Below are the records; copy each line in them that holds the word "JSON".
*** Opening PROVIDED DATA ***
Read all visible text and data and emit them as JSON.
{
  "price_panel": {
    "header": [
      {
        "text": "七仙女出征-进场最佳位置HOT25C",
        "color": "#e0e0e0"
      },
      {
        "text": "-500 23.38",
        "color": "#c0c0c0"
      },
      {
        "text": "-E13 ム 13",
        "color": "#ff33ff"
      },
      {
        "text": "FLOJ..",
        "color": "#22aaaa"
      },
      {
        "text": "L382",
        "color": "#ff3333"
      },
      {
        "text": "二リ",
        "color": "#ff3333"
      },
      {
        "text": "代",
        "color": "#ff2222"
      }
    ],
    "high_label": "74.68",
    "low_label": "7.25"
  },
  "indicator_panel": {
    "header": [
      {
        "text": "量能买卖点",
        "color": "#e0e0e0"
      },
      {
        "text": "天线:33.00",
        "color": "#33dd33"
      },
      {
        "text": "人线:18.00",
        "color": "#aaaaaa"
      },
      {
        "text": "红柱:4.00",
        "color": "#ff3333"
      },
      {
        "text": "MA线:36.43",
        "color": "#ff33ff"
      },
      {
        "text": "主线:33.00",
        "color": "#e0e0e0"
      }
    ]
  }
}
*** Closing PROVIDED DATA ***
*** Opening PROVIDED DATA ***
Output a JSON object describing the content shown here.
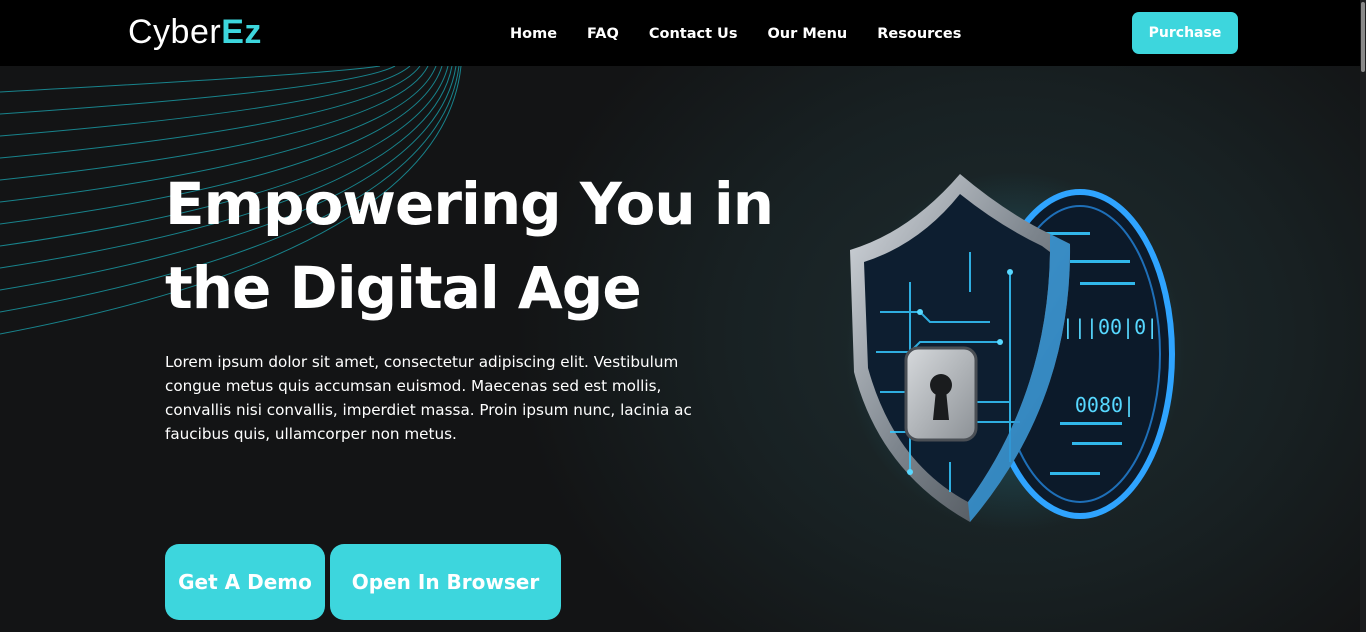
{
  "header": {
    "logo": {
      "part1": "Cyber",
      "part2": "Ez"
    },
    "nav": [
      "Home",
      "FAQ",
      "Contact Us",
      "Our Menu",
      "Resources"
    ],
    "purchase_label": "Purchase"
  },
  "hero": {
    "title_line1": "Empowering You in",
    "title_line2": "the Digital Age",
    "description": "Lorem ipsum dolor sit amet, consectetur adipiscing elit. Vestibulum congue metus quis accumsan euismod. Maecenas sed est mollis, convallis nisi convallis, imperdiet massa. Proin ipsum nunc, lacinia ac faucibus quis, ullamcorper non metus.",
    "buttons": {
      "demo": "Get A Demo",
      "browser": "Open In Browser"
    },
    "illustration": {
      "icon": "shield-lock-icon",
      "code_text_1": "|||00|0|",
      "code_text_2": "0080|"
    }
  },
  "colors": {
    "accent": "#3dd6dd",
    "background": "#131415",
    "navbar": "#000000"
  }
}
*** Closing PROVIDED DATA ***
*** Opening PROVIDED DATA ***
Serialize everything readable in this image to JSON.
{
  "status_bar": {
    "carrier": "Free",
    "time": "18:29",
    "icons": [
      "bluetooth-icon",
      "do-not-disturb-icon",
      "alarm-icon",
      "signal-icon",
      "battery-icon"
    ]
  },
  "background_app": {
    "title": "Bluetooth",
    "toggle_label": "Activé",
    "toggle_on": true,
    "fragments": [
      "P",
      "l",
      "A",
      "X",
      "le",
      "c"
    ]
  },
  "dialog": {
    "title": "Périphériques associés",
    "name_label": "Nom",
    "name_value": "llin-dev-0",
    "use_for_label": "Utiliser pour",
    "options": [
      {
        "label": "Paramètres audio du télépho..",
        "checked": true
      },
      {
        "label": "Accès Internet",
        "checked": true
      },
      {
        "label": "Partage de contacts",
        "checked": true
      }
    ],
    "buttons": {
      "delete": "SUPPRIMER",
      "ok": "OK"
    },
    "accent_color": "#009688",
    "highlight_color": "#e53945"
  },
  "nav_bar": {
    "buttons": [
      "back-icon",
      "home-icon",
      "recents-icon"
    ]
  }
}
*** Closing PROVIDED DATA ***
• OUTPUT:
Read all visible text and data and emit them as JSON.
Output a JSON object describing the content shown here.
Serialize everything readable in this image to JSON.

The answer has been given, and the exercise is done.